┌─ Task input
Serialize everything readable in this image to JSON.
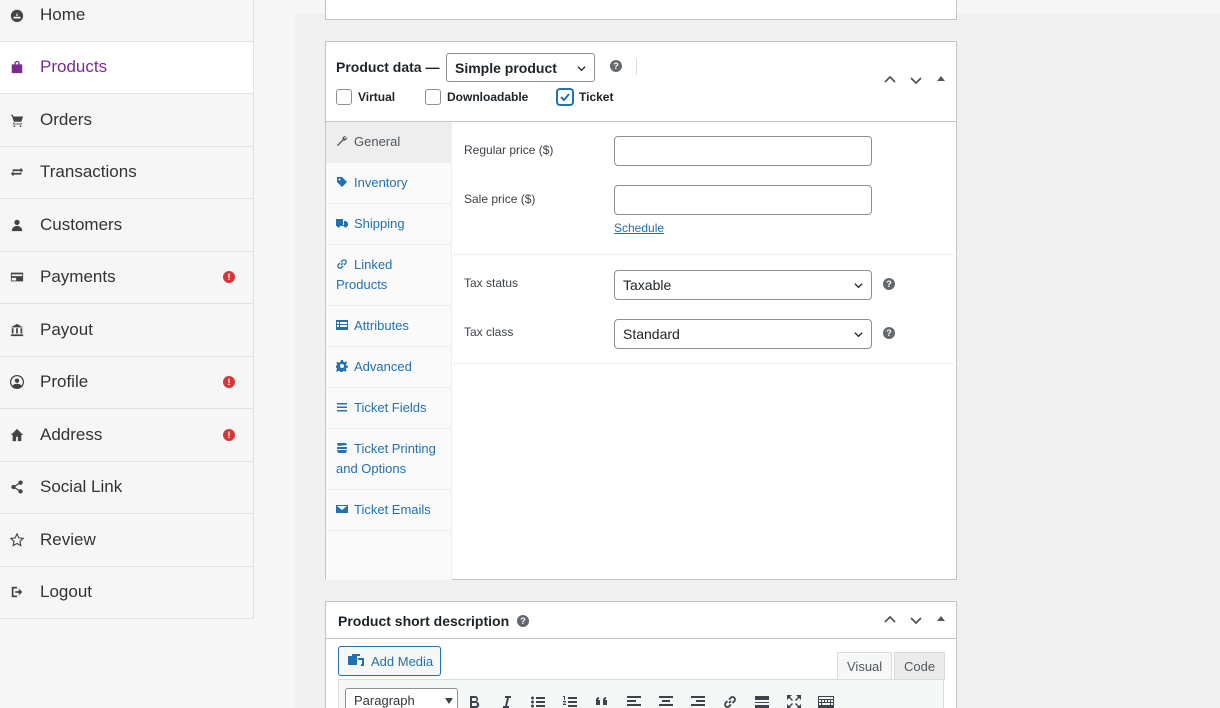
{
  "sidebar": {
    "items": [
      {
        "label": "Home",
        "icon": "dashboard-icon"
      },
      {
        "label": "Products",
        "icon": "bag-icon",
        "active": true
      },
      {
        "label": "Orders",
        "icon": "cart-icon"
      },
      {
        "label": "Transactions",
        "icon": "transfer-icon"
      },
      {
        "label": "Customers",
        "icon": "user-icon"
      },
      {
        "label": "Payments",
        "icon": "payment-icon",
        "alert": "!"
      },
      {
        "label": "Payout",
        "icon": "bank-icon"
      },
      {
        "label": "Profile",
        "icon": "profile-icon",
        "alert": "!"
      },
      {
        "label": "Address",
        "icon": "home-icon",
        "alert": "!"
      },
      {
        "label": "Social Link",
        "icon": "share-icon"
      },
      {
        "label": "Review",
        "icon": "star-icon"
      },
      {
        "label": "Logout",
        "icon": "logout-icon"
      }
    ]
  },
  "product_data": {
    "title": "Product data —",
    "type_select": "Simple product",
    "help": "?",
    "checkboxes": {
      "virtual": {
        "label": "Virtual",
        "checked": false
      },
      "downloadable": {
        "label": "Downloadable",
        "checked": false
      },
      "ticket": {
        "label": "Ticket",
        "checked": true
      }
    },
    "tabs": [
      {
        "label": "General",
        "active": true
      },
      {
        "label": "Inventory"
      },
      {
        "label": "Shipping"
      },
      {
        "label": "Linked Products"
      },
      {
        "label": "Attributes"
      },
      {
        "label": "Advanced"
      },
      {
        "label": "Ticket Fields"
      },
      {
        "label": "Ticket Printing and Options"
      },
      {
        "label": "Ticket Emails"
      }
    ],
    "fields": {
      "regular_price_label": "Regular price ($)",
      "regular_price_value": "",
      "sale_price_label": "Sale price ($)",
      "sale_price_value": "",
      "schedule_link": "Schedule",
      "tax_status_label": "Tax status",
      "tax_status_value": "Taxable",
      "tax_class_label": "Tax class",
      "tax_class_value": "Standard"
    }
  },
  "short_description": {
    "title": "Product short description",
    "help": "?",
    "add_media": "Add Media",
    "tab_visual": "Visual",
    "tab_code": "Code",
    "format_select": "Paragraph"
  },
  "colors": {
    "accent": "#7b2b8c",
    "link": "#2271b1",
    "alert": "#d63638"
  }
}
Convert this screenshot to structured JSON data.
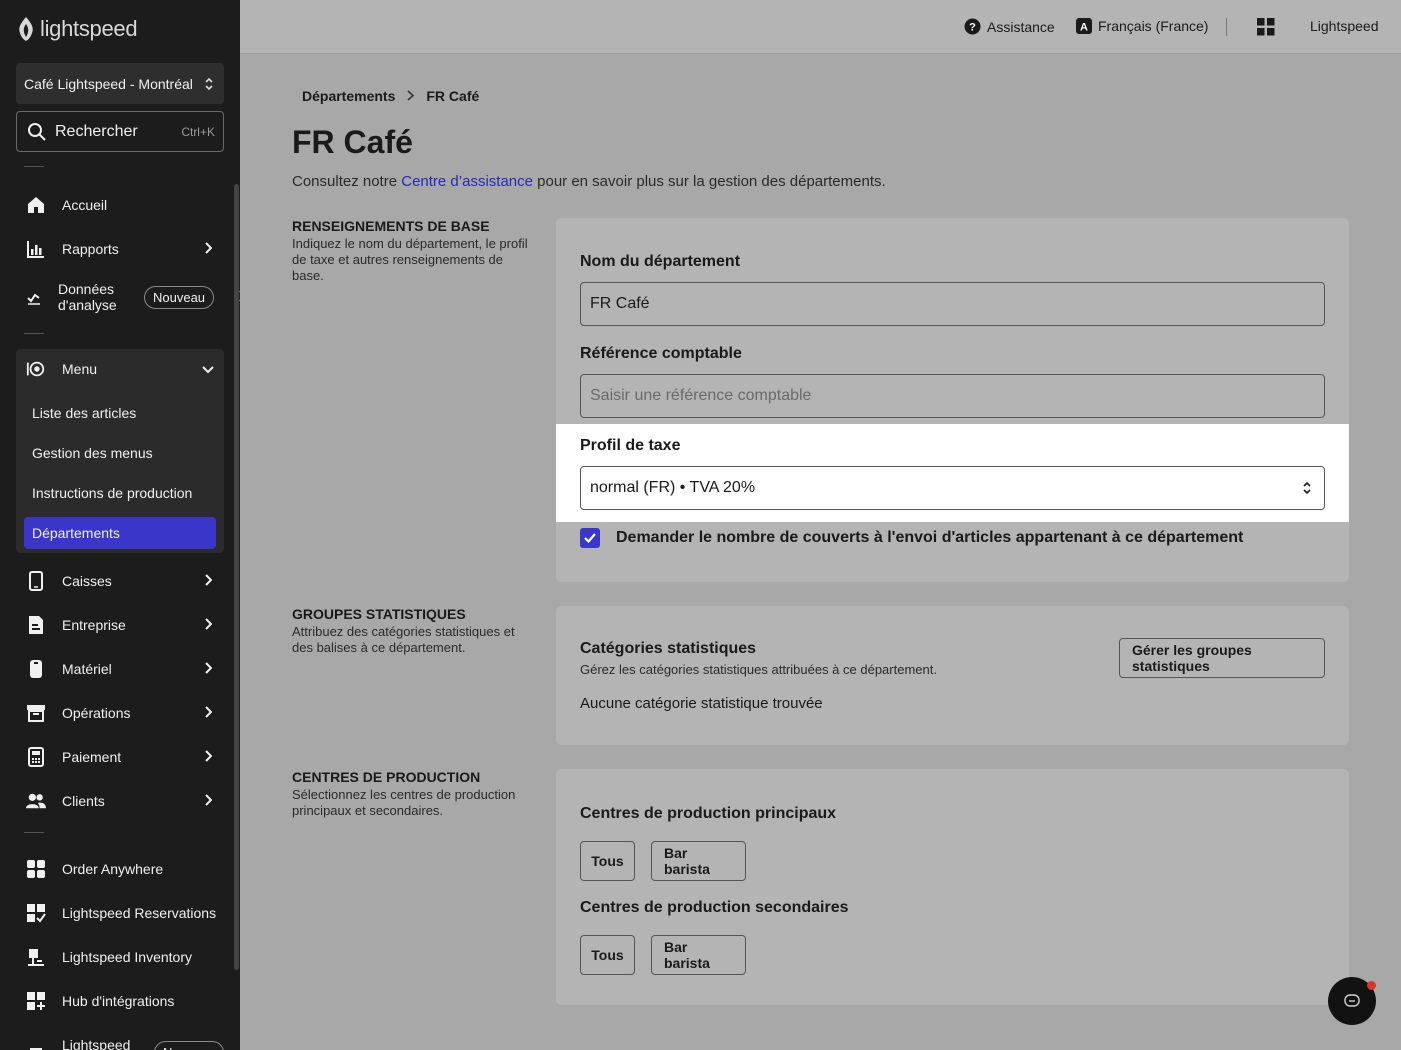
{
  "brand": {
    "logo_text": "lightspeed"
  },
  "sidebar": {
    "location": "Café Lightspeed - Montréal",
    "search": {
      "label": "Rechercher",
      "shortcut": "Ctrl+K"
    },
    "items": [
      {
        "label": "Accueil",
        "icon": "home-icon"
      },
      {
        "label": "Rapports",
        "icon": "bar-chart-icon"
      },
      {
        "label": "Données d'analyse",
        "icon": "analytics-icon",
        "badge": "Nouveau"
      },
      {
        "label": "Menu",
        "icon": "menu-icon"
      },
      {
        "label": "Caisses",
        "icon": "tablet-icon"
      },
      {
        "label": "Entreprise",
        "icon": "business-icon"
      },
      {
        "label": "Matériel",
        "icon": "hardware-icon"
      },
      {
        "label": "Opérations",
        "icon": "archive-icon"
      },
      {
        "label": "Paiement",
        "icon": "payment-icon"
      },
      {
        "label": "Clients",
        "icon": "customers-icon"
      },
      {
        "label": "Order Anywhere",
        "icon": "order-anywhere-icon"
      },
      {
        "label": "Lightspeed Reservations",
        "icon": "reservations-icon"
      },
      {
        "label": "Lightspeed Inventory",
        "icon": "inventory-icon"
      },
      {
        "label": "Hub d'intégrations",
        "icon": "integrations-icon"
      },
      {
        "label": "Lightspeed",
        "icon": "lightspeed-more-icon",
        "badge": "Nouveau"
      }
    ],
    "menu_sub": [
      {
        "label": "Liste des articles"
      },
      {
        "label": "Gestion des menus"
      },
      {
        "label": "Instructions de production"
      },
      {
        "label": "Départements"
      }
    ]
  },
  "topbar": {
    "help": "Assistance",
    "language": "Français (France)",
    "account": "Lightspeed"
  },
  "breadcrumb": {
    "parent": "Départements",
    "current": "FR Café"
  },
  "page": {
    "title": "FR Café",
    "intro_before": "Consultez notre ",
    "intro_link": "Centre d’assistance",
    "intro_after": " pour en savoir plus sur la gestion des départements."
  },
  "basic": {
    "title": "RENSEIGNEMENTS DE BASE",
    "desc": "Indiquez le nom du département, le profil de taxe et autres renseignements de base.",
    "name_label": "Nom du département",
    "name_value": "FR Café",
    "ref_label": "Référence comptable",
    "ref_placeholder": "Saisir une référence comptable",
    "tax_label": "Profil de taxe",
    "tax_value": "normal (FR) • TVA 20%",
    "covers_label": "Demander le nombre de couverts à l'envoi d'articles appartenant à ce département",
    "covers_checked": true
  },
  "stats": {
    "title": "GROUPES STATISTIQUES",
    "desc": "Attribuez des catégories statistiques et des balises à ce département.",
    "cat_title": "Catégories statistiques",
    "cat_desc": "Gérez les catégories statistiques attribuées à ce département.",
    "empty": "Aucune catégorie statistique trouvée",
    "manage_button": "Gérer les groupes statistiques"
  },
  "production": {
    "title": "CENTRES DE PRODUCTION",
    "desc": "Sélectionnez les centres de production principaux et secondaires.",
    "primary_title": "Centres de production principaux",
    "secondary_title": "Centres de production secondaires",
    "primary_options": [
      "Tous",
      "Bar barista"
    ],
    "secondary_options": [
      "Tous",
      "Bar barista"
    ]
  },
  "colors": {
    "accent": "#3a36c9",
    "link": "#2a28b8",
    "sidebar_bg": "#1c1c1c",
    "notification": "#e0312b"
  }
}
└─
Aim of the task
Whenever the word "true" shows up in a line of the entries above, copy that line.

Result below
        "active": true
        "checked": true
        "active": true
    "covers_checked": true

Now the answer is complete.